I hope you enjoy these double takes as much as I did?

Houdini’s “Strange Power Over Locks”

Above all, the performer must give the impression that he possesses some mysterious power over locks.” [Burling Hull, the Challenge Handcuff Act]

According to Patrick Cullington [Houdini the Key], Burling Hull added this text to the written instructions that went with Houdini’s Defiance Handcuff act when he republished them under his own name. Hull didn’t steal that idea from Houdini’s writings, he stole it from Houdini’s act.

Houdini’s “strange power over locks” was demonstrated in every performance of his handcuff act and it was definately demonstrated in his movies as evidenced by The Grim Game movie stills depicted in this blog. 

Everything about Houdini’s expression indicates that he is exercising a “power”. [Patrick Cullington, Houdini the Key]


And is saved by an Awning?

According to Ruth Brandon and Milbourne Christopher, Houdini frees himself from a strait-jacket, falls into an awning, rolls into the street under the wheels of a moving truck, grasps its underside and rides away:

  • He was captured after a fight and, as one might expect, taken up to the roof of the building, strapped into a strait-jacket and suspended head down over the street below.  (He freed himself, fell into an awning, rolled into the street under the wheels of a moving truck, grasped its underside and rode away). [Ruth Brandon, The Life and Many Deaths of Harry Houdini, page 207]
  • Captured after a fight, Houdini was taken to a rooftop, strapped in a straitjacket and suspended head down over the side.  He released himself, fell into an awning, then dropped to the ground.  Then he rolled under the wheels of a moving truck, grasped the underside and rode away beneath it. [Milbourne Christopher, Houdini The Untold Story, page 163]


According to the Paramount Script, Houdini frees himself from a strait-jacket, swings like a pendulum at the end of the rope, catapults his body through a small window; and then scales a wall and disappears over the other side.

According to the Paramount Script, Houdini leaps down into an alley-way and makes a dive under a fast moving truck after he escapes from a jail cell, not after he escapes from the strait-jacket as Ruth Brandon and Milbourne Christopher suggest.


So which sequence is correct?

  • (A) Strait-Jacket,  Awning, Truck
  • (B) Strait-Jacket, Window, Wall
  • (C) Jail, Truck
  • (D) B and C
  • (E) None of the above

I believe the answer can be found in the following:

This insert appears to be in chronological order and follows the Paramount Script with the exception, that there is was no scene that mentions an awning in the Paramount Script.

So based on all of the circumstantial evidence, I believe the following:

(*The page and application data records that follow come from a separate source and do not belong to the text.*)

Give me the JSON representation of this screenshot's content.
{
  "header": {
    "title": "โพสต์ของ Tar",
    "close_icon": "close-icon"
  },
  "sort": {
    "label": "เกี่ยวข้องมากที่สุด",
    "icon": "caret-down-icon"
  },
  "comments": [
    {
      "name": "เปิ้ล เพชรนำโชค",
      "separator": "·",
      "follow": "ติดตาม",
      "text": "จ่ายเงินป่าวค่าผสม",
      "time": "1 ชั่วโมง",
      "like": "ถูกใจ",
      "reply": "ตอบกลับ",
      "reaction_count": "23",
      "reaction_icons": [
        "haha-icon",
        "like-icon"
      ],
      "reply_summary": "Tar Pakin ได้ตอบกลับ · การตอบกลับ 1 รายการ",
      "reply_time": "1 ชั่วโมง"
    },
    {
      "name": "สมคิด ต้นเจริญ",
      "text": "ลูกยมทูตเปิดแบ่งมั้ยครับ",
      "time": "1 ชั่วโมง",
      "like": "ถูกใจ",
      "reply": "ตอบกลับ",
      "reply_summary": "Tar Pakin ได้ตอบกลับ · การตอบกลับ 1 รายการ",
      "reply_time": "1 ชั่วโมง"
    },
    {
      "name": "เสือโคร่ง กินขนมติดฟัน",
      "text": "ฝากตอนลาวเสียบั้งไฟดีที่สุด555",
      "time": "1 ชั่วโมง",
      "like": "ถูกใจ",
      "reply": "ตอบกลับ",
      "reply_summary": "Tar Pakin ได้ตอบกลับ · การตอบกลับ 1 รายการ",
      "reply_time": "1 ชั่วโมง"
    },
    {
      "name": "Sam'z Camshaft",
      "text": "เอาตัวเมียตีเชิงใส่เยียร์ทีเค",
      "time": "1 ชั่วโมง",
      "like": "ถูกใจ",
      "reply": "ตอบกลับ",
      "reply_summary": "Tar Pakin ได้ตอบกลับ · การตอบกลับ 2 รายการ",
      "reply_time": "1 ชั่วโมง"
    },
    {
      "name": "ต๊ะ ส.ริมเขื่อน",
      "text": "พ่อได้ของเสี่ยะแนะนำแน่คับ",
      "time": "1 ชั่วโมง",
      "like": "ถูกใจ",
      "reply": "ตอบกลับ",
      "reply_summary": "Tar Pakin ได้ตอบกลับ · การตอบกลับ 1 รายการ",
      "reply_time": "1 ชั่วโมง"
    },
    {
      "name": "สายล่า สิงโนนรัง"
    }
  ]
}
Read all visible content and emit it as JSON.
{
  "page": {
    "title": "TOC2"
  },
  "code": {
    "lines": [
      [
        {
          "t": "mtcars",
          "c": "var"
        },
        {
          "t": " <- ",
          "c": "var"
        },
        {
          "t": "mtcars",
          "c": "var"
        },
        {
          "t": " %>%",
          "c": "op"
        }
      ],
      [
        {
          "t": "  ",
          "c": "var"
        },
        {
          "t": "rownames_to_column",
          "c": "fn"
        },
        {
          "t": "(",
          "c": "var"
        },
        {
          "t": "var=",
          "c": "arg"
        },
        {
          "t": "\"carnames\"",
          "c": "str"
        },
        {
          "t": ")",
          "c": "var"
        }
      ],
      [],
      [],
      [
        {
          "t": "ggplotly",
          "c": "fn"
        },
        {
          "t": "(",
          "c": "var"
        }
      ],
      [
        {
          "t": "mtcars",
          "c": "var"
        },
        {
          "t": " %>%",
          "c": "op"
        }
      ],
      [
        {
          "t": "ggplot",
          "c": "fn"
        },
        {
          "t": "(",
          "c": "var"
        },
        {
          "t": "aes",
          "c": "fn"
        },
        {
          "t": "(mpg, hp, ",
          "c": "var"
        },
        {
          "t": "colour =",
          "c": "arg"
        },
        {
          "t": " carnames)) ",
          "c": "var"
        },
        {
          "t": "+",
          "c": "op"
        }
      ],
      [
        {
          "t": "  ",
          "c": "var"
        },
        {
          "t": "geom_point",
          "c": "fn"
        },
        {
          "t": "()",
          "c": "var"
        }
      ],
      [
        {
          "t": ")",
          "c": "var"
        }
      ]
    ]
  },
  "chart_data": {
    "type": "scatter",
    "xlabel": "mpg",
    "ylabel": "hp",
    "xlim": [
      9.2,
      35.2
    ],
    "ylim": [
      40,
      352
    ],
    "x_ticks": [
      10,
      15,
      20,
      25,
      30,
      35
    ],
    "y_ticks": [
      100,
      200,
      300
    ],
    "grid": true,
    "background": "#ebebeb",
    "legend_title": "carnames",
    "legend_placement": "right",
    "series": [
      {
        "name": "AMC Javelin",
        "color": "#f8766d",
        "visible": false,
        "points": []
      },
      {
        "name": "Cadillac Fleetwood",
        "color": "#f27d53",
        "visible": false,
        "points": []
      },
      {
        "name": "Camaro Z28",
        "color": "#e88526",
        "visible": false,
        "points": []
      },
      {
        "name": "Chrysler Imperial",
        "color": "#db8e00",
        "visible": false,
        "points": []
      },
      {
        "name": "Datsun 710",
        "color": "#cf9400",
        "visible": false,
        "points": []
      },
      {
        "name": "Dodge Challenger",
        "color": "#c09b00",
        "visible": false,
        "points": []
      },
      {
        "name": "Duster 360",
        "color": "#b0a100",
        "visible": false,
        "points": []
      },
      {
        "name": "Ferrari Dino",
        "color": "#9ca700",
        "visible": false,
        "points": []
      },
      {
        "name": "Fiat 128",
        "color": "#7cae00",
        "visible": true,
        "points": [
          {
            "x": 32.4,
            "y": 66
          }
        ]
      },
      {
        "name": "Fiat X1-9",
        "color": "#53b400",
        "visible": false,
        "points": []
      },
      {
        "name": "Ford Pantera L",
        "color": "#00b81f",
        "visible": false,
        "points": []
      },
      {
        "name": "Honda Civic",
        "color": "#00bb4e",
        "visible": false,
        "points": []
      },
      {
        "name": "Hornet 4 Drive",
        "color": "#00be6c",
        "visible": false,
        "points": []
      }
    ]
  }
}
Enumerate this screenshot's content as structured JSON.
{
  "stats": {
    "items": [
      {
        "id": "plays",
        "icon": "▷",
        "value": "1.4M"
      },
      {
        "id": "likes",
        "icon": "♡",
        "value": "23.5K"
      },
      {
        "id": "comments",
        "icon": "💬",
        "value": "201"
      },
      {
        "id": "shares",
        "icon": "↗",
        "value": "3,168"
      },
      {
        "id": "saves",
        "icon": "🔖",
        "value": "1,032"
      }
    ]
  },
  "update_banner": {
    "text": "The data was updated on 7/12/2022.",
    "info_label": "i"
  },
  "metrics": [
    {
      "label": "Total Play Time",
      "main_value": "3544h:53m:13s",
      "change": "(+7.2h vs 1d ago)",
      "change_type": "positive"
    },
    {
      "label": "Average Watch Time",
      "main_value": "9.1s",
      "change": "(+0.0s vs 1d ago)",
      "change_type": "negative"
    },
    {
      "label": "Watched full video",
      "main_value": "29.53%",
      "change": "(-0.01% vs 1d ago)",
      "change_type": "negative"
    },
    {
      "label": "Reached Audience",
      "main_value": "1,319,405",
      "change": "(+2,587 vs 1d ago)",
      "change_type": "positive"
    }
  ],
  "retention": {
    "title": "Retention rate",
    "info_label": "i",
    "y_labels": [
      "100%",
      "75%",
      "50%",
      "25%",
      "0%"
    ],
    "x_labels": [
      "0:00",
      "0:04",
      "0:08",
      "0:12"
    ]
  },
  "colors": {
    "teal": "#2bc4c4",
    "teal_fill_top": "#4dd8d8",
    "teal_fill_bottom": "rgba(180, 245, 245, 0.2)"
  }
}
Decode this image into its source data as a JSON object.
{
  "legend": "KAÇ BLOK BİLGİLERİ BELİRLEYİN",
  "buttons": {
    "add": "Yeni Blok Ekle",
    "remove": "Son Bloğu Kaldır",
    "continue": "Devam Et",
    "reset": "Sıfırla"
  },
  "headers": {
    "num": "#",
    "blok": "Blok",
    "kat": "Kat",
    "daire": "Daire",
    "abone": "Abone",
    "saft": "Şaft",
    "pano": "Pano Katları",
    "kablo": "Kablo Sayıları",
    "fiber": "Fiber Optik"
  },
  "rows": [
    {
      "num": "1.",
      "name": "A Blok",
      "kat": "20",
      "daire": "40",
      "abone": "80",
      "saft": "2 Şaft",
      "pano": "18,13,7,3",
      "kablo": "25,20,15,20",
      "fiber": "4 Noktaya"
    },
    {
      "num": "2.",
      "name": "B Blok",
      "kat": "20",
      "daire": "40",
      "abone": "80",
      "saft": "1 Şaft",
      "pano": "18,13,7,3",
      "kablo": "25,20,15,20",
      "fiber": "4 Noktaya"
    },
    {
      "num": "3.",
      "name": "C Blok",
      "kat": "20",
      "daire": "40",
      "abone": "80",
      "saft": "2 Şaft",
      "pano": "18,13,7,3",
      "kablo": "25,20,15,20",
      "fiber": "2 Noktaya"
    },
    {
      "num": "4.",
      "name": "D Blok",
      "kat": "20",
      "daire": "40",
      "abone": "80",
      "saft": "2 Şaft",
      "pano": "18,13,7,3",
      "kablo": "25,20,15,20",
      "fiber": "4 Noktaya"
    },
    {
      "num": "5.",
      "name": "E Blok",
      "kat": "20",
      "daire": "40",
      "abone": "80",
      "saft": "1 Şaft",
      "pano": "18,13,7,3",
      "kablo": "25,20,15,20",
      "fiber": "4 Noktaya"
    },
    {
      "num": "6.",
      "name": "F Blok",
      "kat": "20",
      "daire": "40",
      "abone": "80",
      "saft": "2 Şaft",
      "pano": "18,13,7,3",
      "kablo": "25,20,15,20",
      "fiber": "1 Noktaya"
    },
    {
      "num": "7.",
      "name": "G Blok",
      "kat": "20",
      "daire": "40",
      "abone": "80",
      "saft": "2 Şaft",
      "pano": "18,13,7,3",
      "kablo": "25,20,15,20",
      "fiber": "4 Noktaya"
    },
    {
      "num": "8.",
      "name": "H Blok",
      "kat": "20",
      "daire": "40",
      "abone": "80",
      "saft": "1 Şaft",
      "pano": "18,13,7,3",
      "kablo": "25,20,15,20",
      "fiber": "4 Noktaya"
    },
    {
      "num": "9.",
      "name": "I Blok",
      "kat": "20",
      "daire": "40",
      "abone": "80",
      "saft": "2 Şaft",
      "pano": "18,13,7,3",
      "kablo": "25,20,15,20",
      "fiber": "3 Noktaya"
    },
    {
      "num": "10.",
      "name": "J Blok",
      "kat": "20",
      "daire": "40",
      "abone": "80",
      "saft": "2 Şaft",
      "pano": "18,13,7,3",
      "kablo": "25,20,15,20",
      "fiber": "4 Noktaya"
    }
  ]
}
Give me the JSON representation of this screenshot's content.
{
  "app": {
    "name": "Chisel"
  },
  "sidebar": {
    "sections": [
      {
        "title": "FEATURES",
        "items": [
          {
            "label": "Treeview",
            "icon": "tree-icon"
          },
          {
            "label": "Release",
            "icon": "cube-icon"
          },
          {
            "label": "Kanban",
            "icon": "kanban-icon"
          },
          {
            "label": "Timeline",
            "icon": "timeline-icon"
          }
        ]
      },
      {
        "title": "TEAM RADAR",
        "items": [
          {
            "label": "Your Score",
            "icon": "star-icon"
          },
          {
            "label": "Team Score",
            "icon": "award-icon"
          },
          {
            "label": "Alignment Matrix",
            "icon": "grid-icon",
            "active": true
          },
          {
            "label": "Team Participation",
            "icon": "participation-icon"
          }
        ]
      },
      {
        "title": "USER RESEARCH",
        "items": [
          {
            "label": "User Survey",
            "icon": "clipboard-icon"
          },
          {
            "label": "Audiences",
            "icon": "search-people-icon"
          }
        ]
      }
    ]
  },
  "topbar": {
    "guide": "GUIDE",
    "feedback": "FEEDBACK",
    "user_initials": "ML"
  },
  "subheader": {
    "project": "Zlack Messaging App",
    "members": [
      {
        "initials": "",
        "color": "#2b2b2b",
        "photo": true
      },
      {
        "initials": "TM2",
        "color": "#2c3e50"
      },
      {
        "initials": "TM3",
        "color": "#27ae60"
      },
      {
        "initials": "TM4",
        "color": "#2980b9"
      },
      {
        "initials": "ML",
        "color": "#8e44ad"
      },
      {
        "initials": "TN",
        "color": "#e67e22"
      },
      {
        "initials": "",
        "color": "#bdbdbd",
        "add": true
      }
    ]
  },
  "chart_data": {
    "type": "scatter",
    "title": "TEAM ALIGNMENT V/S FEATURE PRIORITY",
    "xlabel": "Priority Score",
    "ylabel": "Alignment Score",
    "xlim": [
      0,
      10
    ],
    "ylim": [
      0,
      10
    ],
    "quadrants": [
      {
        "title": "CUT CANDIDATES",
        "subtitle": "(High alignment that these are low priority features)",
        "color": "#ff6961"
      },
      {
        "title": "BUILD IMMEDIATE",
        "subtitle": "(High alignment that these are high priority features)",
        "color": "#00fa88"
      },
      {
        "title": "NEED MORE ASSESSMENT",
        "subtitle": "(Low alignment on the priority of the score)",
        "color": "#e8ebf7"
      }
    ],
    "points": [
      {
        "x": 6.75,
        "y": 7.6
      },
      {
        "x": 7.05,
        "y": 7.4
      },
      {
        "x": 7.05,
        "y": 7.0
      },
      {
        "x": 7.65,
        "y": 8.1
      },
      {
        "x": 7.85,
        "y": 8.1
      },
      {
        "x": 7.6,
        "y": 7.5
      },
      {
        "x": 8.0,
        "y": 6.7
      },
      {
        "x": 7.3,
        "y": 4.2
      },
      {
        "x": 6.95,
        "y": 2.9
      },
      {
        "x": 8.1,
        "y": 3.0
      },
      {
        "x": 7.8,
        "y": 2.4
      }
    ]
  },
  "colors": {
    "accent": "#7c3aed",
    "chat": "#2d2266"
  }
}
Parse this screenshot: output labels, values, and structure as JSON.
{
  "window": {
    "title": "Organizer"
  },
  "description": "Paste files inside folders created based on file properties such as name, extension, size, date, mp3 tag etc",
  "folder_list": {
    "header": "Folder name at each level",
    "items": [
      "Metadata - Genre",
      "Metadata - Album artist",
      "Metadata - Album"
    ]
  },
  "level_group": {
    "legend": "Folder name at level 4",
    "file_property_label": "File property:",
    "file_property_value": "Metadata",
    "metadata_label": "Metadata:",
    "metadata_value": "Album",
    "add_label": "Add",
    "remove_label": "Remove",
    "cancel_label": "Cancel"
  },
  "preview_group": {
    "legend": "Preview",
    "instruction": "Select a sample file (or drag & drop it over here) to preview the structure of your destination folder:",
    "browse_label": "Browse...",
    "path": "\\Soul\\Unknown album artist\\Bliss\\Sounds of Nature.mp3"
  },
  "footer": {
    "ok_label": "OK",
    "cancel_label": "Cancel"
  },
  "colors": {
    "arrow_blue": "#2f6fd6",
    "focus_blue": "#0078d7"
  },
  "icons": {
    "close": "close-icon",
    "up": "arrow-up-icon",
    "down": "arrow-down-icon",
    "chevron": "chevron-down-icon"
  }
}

  • Answer A is incorrect because it includes the Truck and not the Wall
  • Answer B is incorrect because it includes the Window and not the Awning
  • Answer C is correct because it follows Paramount script and chronological insert
  • Answer D is incorrect because B is incorrect
  • Answer E is incorrect because C is correct

That is, I believe that the Awning scene (lobby card L302-75) did happen as part of the strait-jacket escape and appears in the movie.  However, I believe the truck scene happened as part of the jail escape not the strait-jacket escape.

Hopefully, one day I will know for sure.  What do you think?